(Dataset entries)
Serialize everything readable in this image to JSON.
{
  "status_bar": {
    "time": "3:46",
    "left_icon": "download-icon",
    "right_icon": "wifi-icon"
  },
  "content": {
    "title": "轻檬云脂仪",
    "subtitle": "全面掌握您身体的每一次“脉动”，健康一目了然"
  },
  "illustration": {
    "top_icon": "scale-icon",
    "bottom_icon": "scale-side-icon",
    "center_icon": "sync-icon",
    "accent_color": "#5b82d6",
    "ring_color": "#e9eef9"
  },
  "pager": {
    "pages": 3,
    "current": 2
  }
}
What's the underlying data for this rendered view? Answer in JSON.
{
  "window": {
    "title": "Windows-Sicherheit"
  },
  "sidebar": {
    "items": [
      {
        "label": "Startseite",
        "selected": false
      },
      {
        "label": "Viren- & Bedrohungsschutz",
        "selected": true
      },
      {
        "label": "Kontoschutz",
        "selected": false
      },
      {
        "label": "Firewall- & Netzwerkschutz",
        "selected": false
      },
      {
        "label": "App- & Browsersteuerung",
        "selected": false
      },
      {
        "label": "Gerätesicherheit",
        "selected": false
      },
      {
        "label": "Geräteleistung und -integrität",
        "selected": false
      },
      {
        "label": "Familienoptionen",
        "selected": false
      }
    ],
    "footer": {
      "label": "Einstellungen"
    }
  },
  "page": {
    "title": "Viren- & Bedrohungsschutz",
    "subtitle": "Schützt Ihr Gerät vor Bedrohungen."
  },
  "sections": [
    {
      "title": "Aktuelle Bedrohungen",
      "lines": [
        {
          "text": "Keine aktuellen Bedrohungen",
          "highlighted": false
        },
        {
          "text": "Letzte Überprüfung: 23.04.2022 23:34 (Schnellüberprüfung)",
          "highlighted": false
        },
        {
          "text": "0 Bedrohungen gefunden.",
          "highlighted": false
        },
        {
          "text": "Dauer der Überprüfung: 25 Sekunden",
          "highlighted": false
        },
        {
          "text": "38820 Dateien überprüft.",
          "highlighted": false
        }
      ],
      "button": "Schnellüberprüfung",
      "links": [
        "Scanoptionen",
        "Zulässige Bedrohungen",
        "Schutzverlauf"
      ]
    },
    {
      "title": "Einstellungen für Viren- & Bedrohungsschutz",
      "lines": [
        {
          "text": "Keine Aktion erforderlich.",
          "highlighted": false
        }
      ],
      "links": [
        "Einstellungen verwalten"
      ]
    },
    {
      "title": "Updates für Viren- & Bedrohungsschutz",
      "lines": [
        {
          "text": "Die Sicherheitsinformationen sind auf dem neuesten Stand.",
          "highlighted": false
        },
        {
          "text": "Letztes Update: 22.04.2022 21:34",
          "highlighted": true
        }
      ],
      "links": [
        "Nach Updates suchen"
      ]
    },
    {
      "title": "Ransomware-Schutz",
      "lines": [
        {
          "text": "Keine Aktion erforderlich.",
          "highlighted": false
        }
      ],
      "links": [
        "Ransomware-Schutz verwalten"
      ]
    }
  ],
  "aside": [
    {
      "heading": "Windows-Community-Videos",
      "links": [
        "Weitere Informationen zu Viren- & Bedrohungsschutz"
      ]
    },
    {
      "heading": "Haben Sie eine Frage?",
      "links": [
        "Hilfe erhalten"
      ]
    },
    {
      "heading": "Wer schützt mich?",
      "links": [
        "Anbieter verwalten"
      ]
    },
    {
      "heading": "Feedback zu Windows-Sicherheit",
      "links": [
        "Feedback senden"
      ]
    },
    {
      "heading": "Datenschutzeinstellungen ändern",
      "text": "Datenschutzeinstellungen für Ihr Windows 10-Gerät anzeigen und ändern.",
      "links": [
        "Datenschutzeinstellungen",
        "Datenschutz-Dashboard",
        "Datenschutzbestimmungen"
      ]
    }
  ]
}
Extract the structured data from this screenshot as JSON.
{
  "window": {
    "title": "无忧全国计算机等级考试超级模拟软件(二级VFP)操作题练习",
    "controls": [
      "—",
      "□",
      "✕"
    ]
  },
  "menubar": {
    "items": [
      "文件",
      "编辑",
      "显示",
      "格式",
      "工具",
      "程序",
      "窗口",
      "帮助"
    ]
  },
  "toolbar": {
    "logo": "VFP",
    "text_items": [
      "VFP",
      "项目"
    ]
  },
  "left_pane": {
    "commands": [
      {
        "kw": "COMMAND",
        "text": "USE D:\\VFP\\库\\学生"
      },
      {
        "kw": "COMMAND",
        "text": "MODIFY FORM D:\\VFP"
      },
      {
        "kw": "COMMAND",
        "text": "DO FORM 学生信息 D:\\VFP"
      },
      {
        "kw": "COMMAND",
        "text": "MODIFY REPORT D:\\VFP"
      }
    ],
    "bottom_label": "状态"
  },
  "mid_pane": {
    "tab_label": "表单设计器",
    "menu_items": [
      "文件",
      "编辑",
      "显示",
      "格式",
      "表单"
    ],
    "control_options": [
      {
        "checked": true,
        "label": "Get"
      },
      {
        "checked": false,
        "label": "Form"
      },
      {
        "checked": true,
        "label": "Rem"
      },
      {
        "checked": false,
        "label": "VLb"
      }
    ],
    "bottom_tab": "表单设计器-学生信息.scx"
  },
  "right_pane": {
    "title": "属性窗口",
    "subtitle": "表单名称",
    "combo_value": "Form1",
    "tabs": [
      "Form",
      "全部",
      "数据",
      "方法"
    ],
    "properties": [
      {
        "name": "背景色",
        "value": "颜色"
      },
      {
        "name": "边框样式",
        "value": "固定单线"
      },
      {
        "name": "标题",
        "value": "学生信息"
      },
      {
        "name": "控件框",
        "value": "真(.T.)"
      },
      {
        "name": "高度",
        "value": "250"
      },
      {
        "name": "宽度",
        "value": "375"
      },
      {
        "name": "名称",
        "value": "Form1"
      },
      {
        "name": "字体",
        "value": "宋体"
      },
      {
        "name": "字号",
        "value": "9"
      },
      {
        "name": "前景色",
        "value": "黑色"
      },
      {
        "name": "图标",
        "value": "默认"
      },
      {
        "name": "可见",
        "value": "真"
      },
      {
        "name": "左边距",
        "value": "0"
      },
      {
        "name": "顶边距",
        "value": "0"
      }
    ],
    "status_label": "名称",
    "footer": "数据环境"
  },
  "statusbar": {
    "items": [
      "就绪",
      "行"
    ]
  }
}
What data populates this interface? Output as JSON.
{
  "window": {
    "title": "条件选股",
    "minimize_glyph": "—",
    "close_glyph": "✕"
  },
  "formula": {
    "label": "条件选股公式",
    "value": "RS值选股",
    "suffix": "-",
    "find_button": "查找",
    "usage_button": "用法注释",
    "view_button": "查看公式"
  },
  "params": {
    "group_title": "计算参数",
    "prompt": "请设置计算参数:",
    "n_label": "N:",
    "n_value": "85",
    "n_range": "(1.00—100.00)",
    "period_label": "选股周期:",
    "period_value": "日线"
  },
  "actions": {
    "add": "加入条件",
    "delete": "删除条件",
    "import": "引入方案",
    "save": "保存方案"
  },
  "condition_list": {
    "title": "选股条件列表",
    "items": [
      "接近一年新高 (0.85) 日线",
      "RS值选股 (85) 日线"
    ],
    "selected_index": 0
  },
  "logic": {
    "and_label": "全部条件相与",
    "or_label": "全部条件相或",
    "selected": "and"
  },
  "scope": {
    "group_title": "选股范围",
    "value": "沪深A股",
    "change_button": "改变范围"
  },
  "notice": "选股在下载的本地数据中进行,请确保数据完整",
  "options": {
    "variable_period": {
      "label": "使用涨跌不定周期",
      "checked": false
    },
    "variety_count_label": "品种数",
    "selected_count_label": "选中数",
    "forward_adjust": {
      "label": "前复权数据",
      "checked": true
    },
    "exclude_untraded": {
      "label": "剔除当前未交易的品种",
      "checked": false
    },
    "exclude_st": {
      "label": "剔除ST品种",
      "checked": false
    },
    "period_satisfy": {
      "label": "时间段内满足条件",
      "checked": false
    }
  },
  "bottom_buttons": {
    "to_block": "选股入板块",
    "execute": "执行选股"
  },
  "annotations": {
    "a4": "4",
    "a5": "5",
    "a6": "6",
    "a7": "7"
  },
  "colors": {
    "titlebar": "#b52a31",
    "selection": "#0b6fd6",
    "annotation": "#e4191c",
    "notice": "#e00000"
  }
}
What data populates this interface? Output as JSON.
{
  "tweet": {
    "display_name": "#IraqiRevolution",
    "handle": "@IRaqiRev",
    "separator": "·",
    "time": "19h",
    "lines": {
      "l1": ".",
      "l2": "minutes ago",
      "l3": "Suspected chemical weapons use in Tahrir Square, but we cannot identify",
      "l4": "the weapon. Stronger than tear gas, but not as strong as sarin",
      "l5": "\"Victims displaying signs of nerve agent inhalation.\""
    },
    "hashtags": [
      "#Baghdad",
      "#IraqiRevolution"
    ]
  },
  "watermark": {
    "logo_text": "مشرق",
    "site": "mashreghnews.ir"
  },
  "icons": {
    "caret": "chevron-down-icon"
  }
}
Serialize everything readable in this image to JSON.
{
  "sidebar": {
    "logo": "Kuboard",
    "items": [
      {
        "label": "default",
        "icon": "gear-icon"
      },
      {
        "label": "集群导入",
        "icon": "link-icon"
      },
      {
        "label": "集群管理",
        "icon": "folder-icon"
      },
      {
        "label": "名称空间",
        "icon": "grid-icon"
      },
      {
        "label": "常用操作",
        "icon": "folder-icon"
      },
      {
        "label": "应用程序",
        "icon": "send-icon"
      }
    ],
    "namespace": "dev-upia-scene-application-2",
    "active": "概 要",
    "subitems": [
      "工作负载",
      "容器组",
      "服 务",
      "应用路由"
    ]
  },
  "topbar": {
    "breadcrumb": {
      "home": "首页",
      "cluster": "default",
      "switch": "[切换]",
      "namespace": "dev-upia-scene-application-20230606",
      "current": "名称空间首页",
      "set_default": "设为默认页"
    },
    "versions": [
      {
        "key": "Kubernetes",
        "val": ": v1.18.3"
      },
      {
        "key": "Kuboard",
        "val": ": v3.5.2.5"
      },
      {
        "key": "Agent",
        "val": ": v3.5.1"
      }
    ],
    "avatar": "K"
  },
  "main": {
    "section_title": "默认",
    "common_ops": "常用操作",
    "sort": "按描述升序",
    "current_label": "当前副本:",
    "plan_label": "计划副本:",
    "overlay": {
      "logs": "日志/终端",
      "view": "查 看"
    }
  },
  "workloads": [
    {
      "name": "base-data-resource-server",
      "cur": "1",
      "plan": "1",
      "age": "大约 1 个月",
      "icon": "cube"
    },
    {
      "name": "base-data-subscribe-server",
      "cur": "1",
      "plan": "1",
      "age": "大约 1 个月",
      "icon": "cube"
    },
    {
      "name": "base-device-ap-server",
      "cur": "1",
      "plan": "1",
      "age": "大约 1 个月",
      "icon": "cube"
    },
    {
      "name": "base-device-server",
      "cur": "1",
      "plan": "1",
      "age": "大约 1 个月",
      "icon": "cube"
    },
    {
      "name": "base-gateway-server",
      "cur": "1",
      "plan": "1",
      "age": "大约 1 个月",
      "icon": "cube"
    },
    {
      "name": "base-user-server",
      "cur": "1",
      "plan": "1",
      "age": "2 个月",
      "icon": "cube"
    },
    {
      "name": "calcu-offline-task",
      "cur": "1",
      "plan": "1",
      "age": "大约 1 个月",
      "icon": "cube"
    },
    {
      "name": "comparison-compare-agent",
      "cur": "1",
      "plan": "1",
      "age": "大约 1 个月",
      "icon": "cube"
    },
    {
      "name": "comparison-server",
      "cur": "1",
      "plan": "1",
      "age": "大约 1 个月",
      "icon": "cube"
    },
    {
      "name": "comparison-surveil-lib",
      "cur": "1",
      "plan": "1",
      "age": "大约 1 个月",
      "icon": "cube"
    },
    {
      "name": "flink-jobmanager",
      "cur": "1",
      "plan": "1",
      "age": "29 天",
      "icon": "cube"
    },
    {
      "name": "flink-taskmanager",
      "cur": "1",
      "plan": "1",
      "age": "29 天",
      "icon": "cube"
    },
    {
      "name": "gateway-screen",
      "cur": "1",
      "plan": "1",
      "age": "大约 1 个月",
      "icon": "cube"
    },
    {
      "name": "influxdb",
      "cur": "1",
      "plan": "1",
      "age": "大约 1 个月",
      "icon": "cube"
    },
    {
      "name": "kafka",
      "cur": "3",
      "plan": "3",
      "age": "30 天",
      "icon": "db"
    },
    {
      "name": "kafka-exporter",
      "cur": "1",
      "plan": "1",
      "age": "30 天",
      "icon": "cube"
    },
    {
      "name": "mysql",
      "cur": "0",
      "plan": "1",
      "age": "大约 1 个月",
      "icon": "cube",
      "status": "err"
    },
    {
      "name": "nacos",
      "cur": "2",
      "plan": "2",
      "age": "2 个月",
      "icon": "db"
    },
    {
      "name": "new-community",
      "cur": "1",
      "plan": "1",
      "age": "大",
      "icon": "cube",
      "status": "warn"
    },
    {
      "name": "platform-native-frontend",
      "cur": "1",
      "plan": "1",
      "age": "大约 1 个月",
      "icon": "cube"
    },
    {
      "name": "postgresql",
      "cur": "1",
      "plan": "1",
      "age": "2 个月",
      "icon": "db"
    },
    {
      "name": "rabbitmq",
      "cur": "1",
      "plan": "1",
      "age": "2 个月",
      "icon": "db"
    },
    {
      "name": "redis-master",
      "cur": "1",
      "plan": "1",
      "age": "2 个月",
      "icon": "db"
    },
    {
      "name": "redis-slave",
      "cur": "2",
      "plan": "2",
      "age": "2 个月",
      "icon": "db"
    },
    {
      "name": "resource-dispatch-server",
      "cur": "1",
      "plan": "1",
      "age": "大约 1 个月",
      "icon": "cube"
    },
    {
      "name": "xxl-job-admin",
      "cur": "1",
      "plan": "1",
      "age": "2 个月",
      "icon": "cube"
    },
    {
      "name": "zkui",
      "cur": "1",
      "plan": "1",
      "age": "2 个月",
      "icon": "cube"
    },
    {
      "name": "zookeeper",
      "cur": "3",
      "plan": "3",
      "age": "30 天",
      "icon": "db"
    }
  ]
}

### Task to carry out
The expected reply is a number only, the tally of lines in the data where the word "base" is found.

### The answer
6